[[ Input records, beginning ]]

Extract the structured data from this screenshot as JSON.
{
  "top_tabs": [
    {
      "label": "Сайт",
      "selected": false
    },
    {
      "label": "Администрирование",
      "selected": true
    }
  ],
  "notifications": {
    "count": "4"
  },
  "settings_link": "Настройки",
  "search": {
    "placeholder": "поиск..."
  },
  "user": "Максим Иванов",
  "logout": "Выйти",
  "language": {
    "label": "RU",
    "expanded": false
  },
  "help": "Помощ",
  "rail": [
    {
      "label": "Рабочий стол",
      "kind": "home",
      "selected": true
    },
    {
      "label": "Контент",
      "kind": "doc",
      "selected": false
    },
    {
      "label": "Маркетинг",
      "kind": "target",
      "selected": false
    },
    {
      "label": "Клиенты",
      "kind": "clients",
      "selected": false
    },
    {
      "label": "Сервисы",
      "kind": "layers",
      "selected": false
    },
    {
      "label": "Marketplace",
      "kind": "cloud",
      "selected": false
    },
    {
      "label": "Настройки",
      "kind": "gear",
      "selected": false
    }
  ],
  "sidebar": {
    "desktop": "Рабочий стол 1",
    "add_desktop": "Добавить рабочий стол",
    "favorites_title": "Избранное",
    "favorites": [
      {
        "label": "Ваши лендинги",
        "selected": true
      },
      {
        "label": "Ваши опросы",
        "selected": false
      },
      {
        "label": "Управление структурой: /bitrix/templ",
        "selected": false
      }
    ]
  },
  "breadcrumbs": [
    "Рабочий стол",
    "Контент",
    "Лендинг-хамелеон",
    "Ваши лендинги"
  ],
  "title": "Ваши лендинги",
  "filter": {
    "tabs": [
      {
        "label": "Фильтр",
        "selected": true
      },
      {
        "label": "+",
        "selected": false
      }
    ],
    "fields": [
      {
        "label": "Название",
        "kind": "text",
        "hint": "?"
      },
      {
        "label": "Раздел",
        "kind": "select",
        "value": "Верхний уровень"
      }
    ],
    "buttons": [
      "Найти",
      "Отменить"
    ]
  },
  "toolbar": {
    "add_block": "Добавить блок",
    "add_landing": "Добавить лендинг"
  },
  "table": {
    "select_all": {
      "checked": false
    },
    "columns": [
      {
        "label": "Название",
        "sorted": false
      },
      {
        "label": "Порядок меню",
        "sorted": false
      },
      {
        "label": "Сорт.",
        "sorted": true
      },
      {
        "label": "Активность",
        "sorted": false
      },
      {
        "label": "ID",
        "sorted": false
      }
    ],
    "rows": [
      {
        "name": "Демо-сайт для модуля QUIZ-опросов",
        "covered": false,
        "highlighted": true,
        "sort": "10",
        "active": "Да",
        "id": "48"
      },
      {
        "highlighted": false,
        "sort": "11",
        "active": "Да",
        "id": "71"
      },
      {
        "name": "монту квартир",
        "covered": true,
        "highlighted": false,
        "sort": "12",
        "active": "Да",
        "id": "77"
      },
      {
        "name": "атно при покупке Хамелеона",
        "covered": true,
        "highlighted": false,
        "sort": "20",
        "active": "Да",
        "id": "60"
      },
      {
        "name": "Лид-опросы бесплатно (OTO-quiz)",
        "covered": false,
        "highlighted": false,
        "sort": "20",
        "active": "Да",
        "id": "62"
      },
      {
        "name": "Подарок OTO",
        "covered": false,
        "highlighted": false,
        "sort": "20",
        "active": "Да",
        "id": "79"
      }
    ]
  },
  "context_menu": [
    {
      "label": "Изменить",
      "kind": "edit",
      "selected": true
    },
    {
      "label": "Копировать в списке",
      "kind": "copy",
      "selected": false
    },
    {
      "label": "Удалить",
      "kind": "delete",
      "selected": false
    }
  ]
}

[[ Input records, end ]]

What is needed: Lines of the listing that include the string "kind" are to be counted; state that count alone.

Written response: 12